* _Exercise brief_
Look for the word "учебник" in the entries and copy each line where it appears.

========

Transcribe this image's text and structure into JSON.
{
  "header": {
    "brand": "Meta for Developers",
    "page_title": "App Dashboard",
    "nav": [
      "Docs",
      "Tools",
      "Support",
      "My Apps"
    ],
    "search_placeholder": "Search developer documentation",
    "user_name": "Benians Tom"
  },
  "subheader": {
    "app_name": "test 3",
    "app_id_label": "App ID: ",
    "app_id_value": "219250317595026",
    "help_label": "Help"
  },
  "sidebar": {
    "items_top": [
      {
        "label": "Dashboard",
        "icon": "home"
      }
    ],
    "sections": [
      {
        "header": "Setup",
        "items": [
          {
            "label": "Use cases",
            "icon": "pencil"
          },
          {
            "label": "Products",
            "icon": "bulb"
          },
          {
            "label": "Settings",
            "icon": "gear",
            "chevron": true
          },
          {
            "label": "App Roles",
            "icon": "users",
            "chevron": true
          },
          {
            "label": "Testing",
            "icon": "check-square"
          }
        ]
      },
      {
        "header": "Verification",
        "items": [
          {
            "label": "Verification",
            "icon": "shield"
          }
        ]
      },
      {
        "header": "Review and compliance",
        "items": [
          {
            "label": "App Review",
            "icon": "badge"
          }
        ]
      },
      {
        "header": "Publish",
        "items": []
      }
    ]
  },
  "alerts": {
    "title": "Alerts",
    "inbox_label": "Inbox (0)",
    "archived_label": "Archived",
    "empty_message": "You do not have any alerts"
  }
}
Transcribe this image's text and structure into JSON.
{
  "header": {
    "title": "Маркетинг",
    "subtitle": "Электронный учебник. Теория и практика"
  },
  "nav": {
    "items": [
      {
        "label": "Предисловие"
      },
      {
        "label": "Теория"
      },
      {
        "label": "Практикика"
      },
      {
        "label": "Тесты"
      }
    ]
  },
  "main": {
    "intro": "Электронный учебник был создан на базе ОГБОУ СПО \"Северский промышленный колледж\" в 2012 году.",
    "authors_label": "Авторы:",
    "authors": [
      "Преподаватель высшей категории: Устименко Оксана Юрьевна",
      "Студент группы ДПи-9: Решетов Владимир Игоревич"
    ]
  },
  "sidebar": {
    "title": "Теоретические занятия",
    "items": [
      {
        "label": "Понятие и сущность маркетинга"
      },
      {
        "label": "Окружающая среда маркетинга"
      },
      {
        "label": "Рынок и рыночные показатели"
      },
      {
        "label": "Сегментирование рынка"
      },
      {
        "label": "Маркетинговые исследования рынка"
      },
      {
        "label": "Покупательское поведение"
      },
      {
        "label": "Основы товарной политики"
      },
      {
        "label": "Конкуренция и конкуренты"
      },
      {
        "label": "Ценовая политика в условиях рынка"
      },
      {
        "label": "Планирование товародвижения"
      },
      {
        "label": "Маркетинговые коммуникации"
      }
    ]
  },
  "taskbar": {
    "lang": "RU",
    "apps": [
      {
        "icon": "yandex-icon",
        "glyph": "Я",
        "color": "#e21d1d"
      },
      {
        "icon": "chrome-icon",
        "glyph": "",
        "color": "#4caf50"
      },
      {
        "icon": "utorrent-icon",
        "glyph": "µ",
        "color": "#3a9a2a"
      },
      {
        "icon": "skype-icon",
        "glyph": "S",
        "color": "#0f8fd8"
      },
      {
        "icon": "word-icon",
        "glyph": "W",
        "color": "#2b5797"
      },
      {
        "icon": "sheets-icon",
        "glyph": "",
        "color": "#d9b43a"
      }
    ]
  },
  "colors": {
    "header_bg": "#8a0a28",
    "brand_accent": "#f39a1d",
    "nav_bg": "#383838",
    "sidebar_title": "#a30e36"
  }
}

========

* _Answer section_
    "subtitle": "Электронный учебник. Теория и практика"
    "intro": "Электронный учебник был создан на базе ОГБОУ СПО \"Северский промышленный колледж\" в 2012 году.",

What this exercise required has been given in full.